-If you are scared to try something new in fear of a dead end, you will never know unless you try.
-If you are scared because you don't want to give up foods you love, is constant suffering really a better option? For me, there was no question: it absolutely was not.
-If you are scared because you don't know what you'll eat, there are so many fun, interesting and exciting options. And you're going to get SO good at figuring out new things to eat. Believe it or not, other people are going through this too. Look out for an article on what to eat during medical diets for more ideas.
-If you are scared to be a burden, get new friends. Lol, that's harsh, but I'm sorry. If anyone really doubts your suffering or doesn't support this extreme and promising measure you're taking as a step towards healing, I don't know what else to say. Waiters will be mean about it and people won't fully understand, but your friends and family, if they know your story in full, should embrace and support this decision. If they don't, I do. :)
-If you are scared because you feel alone, message me. You are not. (Obviously, you've been reading this far!) But seriously, there is such a community of people who are healing through food and they are the most loving people I have ever met. I'm telling you, there is something about suffering that can bring people together, and I know for a fact, anyone who has walked this path before you (including myself) could: 1) share with you all of their recipes, tips and advice, 2) tell you that it's all worth it and 3) tell you that you're not alone.
The Christian perspective...
Okay - how cool is it that God gave us the tools we need to heal ourselves? He literally created the earth: its plants, herbs, fruits, vegetables, grains... God is the Creator of everything; science & medicine are just more parts of His being! He is the ultimate healer. Why would we ever think that He would not supply us with the tools we need to survive and avoid suffering? On top of that, He created our bodies all so unique! It's so interesting to me to think that my reaction to gluten is zero, but to sugar is SO high, whereas a friend of mine would be sick on the couch for days if she ate gluten, but she can withstand sugar no problem. Our bodies are so different and I truly believe that's something to celebrate. He knows every fiber of our being, and He created us each different for a unique purpose.

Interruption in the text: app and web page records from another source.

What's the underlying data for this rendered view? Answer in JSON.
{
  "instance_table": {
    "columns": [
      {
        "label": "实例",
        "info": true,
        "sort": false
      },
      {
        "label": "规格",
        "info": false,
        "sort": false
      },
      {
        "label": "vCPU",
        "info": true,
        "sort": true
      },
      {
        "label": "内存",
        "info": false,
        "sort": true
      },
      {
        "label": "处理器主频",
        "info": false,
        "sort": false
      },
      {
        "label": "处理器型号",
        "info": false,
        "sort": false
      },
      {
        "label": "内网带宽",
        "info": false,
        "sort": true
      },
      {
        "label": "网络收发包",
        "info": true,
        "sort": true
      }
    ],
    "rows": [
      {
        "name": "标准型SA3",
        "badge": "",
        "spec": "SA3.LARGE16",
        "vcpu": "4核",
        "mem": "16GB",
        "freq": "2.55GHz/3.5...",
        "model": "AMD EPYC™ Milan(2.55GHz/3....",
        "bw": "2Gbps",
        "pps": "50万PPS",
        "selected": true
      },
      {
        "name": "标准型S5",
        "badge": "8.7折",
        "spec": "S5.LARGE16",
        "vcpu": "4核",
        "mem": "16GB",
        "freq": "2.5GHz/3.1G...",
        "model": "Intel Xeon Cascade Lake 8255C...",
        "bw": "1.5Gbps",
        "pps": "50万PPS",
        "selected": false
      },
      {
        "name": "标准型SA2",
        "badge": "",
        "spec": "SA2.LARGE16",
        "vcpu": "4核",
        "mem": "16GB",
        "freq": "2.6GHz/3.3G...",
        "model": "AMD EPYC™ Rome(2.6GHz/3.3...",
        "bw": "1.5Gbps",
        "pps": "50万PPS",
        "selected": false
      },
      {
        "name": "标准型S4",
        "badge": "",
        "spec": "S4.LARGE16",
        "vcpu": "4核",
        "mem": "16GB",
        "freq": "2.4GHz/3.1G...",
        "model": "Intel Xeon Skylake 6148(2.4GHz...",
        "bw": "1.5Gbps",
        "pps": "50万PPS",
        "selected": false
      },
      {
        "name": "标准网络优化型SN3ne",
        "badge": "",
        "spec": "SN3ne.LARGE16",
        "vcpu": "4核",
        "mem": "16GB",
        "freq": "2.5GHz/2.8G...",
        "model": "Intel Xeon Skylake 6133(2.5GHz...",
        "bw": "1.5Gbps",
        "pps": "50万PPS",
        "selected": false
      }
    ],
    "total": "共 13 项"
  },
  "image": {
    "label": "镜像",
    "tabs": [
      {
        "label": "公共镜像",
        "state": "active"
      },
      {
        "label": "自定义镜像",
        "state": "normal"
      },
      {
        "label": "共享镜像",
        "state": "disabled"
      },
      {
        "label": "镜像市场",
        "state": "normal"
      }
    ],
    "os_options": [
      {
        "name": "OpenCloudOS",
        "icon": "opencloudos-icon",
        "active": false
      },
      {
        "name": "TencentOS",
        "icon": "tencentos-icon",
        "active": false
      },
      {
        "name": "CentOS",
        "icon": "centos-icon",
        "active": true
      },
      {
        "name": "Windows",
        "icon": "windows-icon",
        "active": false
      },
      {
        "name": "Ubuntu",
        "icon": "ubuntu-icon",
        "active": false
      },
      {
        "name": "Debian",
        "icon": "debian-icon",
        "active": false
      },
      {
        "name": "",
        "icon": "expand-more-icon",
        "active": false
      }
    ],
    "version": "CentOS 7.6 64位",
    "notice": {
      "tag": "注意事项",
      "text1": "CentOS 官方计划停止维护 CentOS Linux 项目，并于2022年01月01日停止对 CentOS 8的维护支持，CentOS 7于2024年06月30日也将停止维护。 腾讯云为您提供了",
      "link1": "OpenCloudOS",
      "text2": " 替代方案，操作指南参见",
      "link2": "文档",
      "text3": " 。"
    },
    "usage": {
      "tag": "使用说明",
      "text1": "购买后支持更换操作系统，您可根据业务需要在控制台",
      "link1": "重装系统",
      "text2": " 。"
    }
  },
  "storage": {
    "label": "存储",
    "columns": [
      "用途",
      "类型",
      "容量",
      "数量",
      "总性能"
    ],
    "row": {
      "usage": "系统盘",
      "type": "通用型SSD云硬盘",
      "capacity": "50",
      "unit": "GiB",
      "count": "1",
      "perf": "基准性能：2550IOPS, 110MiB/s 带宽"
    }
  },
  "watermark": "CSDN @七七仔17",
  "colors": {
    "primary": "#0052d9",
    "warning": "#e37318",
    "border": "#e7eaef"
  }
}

While I personally believe our purpose is not always just one thing, I believe part of my purpose right now is encouraging and informing those who may be going through trying health journeys. Do you feel you have found God's purpose for you during this specific period of life? Do you trust that God has given us the tools to heal and avoid suffering? I encourage you to pray about it.
“What Is an Immunoglobulin Test?” WebMD, WebMD, www.webmd.com/a-to-z-guides/immunoglobulin-test#1.